What is expected »
Which lines in the listing below contain "this"? Copy each of them.

============================================================

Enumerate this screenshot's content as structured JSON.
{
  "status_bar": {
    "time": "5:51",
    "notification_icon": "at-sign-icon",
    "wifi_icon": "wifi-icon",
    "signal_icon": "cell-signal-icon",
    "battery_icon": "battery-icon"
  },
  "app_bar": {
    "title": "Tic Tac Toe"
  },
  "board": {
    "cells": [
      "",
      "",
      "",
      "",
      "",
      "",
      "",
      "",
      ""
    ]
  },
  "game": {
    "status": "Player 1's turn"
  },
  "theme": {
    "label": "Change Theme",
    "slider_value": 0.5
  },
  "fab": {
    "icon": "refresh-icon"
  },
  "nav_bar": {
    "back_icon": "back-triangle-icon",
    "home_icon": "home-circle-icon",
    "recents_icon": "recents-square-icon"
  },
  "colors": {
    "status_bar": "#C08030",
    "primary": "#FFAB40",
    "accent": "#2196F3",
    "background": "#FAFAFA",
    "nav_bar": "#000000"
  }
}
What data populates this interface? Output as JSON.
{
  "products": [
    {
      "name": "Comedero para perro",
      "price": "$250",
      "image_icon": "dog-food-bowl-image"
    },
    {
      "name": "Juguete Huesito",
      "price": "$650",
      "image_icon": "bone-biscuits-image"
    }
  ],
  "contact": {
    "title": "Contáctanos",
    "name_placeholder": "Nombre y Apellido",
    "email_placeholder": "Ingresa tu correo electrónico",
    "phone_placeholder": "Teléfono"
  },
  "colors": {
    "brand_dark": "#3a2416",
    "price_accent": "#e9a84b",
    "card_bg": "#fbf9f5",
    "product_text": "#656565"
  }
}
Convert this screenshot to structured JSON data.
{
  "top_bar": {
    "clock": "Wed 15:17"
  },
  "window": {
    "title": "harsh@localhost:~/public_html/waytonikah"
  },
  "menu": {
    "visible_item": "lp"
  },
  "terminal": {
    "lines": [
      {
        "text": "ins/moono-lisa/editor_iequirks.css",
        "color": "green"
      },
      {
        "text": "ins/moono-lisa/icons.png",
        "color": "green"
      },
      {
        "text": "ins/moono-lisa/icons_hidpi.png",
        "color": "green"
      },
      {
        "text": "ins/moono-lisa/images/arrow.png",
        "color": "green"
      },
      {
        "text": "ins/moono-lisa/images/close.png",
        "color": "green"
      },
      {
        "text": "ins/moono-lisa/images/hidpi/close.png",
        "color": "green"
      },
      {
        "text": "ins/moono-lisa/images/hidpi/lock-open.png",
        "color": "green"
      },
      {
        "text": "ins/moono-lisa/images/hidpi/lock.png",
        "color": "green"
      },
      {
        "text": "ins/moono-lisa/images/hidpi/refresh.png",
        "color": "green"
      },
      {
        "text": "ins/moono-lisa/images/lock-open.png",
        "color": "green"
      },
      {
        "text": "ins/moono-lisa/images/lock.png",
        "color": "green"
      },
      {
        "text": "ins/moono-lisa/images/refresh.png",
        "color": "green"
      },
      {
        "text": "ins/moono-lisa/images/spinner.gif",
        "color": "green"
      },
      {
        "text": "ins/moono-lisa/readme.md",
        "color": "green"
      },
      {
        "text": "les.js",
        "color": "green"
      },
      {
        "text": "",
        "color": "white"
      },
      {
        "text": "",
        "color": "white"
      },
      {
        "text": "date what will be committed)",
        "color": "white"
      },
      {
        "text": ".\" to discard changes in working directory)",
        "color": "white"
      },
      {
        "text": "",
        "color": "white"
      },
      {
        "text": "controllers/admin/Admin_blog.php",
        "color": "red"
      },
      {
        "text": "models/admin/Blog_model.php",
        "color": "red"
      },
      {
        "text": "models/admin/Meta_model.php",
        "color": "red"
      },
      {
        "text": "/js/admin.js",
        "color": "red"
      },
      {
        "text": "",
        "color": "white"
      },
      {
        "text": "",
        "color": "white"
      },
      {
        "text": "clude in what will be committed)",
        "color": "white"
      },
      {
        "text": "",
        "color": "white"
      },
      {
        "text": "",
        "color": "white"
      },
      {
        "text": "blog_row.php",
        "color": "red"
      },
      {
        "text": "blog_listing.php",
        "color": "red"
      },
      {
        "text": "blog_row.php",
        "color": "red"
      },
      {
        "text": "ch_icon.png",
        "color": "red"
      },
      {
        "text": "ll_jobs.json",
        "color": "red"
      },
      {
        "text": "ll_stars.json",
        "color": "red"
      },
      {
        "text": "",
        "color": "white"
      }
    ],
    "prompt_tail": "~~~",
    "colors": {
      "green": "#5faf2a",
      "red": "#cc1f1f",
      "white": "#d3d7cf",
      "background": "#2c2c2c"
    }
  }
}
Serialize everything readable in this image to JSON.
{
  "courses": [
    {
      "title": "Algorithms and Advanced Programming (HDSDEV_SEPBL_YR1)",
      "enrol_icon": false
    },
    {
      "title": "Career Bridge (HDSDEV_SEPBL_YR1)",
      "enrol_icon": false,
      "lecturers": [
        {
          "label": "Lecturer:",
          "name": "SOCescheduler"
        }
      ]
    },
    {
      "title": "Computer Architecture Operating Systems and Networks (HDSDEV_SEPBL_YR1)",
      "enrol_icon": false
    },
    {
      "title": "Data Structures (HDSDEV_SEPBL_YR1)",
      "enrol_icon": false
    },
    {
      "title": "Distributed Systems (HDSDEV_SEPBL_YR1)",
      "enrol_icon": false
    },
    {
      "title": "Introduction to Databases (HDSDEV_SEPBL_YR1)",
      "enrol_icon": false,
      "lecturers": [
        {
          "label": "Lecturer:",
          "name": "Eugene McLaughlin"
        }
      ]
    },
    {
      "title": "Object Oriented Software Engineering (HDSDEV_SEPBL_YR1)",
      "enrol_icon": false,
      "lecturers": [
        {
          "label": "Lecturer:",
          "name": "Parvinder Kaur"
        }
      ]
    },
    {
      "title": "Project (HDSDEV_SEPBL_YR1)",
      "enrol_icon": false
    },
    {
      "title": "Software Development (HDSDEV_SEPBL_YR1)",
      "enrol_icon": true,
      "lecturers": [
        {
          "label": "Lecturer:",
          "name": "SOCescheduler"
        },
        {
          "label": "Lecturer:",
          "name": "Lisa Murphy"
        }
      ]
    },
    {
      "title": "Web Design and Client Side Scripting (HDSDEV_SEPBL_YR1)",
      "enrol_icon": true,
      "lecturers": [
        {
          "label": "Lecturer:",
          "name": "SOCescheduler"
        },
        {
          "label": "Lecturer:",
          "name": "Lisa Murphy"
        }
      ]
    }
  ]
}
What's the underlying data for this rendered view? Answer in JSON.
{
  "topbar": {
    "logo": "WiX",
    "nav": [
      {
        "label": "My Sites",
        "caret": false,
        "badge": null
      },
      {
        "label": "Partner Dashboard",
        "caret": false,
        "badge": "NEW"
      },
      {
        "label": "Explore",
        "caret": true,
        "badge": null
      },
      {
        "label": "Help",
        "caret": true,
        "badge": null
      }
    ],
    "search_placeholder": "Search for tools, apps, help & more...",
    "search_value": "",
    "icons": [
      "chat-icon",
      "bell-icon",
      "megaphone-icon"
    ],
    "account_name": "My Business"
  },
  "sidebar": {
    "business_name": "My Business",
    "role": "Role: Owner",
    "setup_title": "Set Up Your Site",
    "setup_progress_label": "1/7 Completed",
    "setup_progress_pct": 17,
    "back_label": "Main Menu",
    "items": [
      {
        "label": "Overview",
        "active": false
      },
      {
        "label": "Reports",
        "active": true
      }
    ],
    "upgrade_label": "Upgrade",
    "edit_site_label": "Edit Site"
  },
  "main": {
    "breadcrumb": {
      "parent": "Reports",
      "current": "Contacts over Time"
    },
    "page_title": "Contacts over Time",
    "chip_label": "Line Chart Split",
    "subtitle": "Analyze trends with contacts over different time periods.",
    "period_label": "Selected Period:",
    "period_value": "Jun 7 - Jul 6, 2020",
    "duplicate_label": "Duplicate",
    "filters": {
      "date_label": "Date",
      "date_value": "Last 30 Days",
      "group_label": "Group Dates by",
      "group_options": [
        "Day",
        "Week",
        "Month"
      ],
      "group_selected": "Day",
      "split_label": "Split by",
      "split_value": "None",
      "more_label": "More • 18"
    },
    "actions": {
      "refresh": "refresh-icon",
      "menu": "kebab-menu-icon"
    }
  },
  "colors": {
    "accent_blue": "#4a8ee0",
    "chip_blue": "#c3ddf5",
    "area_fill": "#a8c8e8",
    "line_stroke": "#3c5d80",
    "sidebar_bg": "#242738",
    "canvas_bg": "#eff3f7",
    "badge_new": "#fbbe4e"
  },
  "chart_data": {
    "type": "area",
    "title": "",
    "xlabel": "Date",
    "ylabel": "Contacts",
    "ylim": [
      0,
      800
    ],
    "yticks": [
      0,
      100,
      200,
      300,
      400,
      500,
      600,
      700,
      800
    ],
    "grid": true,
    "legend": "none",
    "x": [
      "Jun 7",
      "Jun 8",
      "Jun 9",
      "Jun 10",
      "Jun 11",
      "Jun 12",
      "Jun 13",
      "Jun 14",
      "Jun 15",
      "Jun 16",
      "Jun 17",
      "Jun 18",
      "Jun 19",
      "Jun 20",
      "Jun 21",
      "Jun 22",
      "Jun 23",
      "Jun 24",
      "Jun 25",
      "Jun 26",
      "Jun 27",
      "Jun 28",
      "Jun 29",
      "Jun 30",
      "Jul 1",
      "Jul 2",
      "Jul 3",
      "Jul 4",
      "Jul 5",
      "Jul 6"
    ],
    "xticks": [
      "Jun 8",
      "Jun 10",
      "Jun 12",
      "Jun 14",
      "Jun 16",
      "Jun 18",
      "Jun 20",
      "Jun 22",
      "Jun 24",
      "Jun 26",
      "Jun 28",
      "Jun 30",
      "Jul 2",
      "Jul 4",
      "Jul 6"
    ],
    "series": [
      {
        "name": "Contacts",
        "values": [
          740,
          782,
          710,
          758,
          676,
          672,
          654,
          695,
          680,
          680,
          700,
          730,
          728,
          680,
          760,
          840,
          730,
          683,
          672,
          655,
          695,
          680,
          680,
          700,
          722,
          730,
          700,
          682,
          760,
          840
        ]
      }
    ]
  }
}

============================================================

Task solution »
Enumerate this screenshot's content as structured JSON.
What data populates this interface? Output as JSON.
Convert this screenshot to structured JSON data.
Serialize everything readable in this image to JSON.
What's the underlying data for this rendered view? Answer in JSON.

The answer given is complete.